When fossil remains of dwarf elephant or dwarf mammoths were found in the Mediterranean basin, these remains were once usually attributed to trade.
the start of the Egyptian civilisation.
The Tilos dwarf elephant is the first dwarf elephant whose DNA sequence has been studied. The results of this research are consistent with previous morphological reports, according to which it is more closely related to Elephas than to Loxodonta or Mammuthus.
The most recent research confirms that the origin of the Tilos and Cyprus elephantids is consistent with a lineage within the genus Elephas, while the DNA-sequence from the Cretan sample falls clearly within the mammoth clade.

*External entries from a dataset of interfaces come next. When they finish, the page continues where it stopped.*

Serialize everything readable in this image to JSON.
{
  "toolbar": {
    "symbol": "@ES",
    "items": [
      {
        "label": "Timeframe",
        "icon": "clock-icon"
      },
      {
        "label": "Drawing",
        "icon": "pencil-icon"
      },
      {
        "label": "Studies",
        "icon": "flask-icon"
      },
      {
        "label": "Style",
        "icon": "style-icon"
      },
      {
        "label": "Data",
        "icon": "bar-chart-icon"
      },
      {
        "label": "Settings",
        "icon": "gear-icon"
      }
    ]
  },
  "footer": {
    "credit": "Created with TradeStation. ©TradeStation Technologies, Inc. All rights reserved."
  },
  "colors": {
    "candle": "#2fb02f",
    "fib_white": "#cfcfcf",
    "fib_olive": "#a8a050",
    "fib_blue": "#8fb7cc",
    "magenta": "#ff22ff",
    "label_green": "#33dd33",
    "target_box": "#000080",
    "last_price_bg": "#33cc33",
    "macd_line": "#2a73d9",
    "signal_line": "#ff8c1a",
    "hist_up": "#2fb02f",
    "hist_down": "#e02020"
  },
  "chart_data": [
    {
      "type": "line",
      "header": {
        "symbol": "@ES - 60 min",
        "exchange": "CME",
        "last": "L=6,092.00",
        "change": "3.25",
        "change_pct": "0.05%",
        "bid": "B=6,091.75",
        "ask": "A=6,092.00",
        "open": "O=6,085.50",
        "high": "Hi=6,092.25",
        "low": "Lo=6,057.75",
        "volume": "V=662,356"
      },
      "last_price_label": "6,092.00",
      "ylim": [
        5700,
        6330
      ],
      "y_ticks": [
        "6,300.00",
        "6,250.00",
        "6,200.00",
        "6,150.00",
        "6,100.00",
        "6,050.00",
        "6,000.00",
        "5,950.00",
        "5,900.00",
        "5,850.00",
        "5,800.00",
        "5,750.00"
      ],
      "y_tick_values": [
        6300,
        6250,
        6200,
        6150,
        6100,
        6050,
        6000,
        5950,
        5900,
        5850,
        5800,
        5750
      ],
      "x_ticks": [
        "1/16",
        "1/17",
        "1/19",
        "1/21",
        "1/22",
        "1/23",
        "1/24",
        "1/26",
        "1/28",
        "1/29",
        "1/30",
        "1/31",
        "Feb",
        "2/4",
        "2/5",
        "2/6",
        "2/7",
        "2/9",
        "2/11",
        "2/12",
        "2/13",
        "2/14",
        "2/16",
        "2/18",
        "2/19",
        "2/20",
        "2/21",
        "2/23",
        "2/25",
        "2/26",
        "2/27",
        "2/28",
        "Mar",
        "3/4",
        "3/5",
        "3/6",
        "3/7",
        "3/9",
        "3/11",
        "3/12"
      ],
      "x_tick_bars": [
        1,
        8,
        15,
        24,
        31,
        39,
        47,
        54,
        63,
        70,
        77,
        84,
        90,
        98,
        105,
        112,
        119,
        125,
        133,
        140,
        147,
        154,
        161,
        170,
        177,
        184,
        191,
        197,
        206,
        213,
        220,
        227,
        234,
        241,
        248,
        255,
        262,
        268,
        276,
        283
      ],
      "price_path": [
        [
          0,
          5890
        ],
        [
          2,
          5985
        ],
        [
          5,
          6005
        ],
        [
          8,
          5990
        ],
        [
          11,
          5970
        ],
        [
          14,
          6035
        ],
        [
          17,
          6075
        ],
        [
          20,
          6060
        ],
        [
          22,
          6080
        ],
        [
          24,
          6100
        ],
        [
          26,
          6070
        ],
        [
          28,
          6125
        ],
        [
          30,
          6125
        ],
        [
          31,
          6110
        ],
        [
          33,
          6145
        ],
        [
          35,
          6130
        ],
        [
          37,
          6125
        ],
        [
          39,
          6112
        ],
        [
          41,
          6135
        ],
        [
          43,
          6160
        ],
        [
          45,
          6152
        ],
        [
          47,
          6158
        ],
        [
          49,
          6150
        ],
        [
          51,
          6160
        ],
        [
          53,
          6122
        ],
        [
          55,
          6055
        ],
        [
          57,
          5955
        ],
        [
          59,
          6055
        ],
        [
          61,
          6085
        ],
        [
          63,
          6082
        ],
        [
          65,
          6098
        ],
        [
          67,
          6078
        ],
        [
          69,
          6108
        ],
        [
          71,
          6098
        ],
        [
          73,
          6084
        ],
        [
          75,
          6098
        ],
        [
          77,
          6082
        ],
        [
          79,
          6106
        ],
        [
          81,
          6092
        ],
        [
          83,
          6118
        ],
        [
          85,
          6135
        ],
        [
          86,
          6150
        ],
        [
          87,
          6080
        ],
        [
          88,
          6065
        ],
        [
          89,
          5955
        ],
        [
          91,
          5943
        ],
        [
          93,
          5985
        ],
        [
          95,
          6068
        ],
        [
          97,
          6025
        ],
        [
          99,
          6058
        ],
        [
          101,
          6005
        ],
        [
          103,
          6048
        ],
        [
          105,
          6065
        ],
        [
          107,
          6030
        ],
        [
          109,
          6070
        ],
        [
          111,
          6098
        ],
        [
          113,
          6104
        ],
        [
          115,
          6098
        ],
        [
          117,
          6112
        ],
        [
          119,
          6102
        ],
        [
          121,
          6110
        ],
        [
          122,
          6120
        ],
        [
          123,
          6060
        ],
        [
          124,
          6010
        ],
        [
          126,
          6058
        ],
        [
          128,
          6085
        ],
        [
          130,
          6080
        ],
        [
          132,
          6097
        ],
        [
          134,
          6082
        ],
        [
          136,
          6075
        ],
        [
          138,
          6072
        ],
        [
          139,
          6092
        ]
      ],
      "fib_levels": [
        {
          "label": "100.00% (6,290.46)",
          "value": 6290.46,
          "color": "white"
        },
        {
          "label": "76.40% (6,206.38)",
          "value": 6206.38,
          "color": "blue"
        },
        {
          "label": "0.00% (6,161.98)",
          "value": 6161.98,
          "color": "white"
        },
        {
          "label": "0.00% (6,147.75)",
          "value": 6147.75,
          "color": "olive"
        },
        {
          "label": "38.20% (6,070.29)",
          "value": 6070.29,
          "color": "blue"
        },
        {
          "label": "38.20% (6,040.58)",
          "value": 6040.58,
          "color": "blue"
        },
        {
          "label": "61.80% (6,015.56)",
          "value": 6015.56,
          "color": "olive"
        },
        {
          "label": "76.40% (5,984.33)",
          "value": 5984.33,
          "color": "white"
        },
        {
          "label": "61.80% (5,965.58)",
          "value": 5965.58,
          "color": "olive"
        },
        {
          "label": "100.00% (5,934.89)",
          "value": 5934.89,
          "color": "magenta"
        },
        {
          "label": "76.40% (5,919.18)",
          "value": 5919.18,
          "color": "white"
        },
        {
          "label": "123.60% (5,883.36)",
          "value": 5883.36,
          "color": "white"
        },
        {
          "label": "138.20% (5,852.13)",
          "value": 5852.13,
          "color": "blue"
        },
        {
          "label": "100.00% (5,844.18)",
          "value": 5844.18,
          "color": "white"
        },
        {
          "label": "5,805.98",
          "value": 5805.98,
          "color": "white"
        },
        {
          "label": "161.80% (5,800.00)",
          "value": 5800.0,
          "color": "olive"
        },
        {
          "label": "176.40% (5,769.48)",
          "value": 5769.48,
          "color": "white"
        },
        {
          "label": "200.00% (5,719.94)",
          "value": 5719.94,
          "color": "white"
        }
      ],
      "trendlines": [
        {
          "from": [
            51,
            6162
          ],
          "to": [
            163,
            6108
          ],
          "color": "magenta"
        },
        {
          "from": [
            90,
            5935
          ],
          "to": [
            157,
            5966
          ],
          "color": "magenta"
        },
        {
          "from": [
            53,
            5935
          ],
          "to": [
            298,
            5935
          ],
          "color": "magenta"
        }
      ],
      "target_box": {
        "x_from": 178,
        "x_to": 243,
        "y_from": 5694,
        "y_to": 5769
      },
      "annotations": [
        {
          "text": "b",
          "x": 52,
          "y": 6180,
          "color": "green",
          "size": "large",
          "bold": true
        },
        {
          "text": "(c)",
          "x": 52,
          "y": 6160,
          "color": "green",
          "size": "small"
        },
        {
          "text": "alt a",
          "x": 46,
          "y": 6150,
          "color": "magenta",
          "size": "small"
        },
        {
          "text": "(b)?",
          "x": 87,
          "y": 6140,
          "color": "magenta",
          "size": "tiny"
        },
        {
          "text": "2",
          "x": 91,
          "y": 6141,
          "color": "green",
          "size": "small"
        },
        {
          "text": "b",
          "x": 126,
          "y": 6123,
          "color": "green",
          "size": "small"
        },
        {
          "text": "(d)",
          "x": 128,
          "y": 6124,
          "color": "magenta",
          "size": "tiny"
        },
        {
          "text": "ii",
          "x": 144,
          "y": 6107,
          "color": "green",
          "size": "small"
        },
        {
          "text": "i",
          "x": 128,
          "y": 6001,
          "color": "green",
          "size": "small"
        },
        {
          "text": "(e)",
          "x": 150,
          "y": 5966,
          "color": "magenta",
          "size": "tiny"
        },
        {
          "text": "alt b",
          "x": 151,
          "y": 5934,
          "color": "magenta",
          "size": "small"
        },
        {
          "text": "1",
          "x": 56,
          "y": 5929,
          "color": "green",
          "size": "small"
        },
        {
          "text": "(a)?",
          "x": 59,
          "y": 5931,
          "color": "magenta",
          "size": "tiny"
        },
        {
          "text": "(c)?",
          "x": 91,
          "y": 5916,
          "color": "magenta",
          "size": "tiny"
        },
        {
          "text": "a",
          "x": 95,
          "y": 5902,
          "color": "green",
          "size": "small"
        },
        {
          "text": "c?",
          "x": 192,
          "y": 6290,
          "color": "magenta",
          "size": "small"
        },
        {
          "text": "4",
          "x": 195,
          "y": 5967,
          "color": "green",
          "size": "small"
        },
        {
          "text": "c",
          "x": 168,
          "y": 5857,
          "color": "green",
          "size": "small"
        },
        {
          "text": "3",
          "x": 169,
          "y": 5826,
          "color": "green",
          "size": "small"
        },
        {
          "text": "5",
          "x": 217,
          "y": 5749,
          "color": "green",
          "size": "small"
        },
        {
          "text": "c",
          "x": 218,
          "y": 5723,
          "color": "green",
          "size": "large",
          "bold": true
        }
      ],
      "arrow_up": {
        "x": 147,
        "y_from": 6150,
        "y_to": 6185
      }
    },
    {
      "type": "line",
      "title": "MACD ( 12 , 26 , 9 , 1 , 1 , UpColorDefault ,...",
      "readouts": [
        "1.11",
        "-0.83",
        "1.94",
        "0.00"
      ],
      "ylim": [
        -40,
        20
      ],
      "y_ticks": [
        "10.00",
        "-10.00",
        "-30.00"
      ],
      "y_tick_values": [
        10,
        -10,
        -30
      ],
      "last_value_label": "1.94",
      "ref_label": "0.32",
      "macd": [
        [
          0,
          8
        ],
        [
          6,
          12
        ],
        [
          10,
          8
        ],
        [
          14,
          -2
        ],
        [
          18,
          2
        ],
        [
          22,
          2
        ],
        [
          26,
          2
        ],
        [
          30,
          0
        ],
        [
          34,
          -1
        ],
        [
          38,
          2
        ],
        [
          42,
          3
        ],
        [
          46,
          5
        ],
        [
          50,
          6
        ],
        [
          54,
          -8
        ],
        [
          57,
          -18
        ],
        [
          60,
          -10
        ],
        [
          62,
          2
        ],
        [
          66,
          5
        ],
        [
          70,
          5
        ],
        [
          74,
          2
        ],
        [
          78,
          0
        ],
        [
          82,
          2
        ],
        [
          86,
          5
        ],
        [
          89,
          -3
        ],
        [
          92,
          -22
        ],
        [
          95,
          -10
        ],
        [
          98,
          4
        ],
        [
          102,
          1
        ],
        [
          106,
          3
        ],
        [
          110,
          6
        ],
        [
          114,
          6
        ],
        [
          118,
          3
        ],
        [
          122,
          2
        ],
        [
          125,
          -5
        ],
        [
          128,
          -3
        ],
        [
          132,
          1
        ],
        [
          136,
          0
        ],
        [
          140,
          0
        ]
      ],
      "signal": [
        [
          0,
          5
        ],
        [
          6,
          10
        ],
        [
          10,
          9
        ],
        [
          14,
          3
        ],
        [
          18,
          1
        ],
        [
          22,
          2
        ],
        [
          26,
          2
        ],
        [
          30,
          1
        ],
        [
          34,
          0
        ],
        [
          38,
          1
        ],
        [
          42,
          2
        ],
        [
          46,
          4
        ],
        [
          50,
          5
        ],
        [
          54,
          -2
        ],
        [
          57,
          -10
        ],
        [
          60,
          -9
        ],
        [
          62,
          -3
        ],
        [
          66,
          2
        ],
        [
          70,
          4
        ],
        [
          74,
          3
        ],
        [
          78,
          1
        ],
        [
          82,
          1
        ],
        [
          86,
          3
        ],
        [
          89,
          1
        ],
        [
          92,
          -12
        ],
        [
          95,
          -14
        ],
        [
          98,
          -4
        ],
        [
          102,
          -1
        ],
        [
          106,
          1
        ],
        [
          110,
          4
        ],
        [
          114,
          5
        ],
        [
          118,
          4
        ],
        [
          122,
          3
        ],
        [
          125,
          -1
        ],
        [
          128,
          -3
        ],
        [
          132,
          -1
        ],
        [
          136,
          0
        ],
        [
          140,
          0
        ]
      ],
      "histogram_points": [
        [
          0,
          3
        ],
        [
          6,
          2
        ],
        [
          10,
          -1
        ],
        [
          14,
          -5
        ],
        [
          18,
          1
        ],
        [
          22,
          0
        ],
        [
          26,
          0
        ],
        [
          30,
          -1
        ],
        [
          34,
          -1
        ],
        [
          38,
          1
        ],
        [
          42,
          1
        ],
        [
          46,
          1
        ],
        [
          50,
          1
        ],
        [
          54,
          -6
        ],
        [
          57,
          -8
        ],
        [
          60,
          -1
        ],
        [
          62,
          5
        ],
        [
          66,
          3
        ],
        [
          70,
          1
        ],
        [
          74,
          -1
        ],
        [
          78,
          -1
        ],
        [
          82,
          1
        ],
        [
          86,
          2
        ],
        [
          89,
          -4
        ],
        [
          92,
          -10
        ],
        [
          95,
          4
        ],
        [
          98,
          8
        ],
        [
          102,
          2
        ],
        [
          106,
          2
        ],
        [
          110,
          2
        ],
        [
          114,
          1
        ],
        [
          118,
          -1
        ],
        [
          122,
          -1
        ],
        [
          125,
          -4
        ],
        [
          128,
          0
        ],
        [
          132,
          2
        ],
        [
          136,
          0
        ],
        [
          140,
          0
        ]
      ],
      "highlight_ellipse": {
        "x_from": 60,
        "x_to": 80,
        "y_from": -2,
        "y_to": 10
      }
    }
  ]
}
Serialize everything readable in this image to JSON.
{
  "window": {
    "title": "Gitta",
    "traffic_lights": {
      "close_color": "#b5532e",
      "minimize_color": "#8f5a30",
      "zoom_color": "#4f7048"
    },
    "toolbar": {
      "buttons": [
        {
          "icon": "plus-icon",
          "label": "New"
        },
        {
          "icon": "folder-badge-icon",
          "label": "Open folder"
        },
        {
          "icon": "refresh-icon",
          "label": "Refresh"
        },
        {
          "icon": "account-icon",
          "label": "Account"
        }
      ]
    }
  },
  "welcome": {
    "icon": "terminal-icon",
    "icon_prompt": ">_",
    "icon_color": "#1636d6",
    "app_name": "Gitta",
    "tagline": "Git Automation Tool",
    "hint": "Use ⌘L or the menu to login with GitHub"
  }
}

Thus, the scientific name of the Cretan Dwarf Mammoth Mammuthus creticus rather than Elephas creticus, seems to be justified for this form.
 Theodorou, Symeonides : The excavations of the last ten years at Charkadio cave on Tilos Island, Dodekanese, Greece in The World of Elephants – 2001
 Poulakakis et al: Molecular phylogeny of the extinct pleistocene dwarf elephant Palaeoloxodon antiquus falconeri from Tilos Island, Dodekanisa, Greece in Journal of Molecular Evolution – 2002
 Poulakakis et al: Ancient DNA forces reconsideration of evolutionary history of Mediterranean pygmy elephantids in Biology Letters – 2006